**PROBLEM STATEMENT:**
Gather up every line from the entries below that uses the word "icon".

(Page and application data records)
^^^^^^^^^^^^^^^^

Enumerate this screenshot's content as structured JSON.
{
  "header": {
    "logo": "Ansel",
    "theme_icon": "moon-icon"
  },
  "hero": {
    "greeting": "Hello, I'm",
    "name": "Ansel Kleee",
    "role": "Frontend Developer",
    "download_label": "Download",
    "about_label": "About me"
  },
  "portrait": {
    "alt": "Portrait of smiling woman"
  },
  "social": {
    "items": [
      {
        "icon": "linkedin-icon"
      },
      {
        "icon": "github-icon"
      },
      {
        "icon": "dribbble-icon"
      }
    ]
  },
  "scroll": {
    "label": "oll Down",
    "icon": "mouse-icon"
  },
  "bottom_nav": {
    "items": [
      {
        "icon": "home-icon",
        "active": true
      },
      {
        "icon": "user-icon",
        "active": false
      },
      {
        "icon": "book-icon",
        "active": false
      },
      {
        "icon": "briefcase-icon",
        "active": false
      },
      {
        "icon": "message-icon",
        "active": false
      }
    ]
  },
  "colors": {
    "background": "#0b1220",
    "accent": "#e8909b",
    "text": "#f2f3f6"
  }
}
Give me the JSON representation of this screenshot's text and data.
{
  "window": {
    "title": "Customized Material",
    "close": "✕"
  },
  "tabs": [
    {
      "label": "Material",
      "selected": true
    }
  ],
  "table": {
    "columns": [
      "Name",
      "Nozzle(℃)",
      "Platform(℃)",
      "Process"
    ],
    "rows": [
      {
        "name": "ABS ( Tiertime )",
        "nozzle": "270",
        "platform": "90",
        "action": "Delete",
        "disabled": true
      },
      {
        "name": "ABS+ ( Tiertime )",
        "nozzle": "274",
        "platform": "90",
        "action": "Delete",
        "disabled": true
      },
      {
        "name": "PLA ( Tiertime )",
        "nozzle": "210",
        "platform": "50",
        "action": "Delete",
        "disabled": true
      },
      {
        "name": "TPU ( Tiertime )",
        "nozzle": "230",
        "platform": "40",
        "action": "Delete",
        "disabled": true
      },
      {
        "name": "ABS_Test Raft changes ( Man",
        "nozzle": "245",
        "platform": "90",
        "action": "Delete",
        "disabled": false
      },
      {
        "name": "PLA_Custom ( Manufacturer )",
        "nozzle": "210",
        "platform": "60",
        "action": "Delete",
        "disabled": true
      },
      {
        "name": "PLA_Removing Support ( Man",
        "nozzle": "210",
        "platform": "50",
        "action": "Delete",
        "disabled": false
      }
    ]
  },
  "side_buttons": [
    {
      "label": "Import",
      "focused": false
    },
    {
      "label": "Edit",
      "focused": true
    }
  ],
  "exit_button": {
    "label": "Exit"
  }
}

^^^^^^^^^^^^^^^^

**COMPLETED EXERCISE:**
    "theme_icon": "moon-icon"
        "icon": "linkedin-icon"
        "icon": "github-icon"
        "icon": "dribbble-icon"
    "icon": "mouse-icon"
        "icon": "home-icon",
        "icon": "user-icon",
        "icon": "book-icon",
        "icon": "briefcase-icon",
        "icon": "message-icon",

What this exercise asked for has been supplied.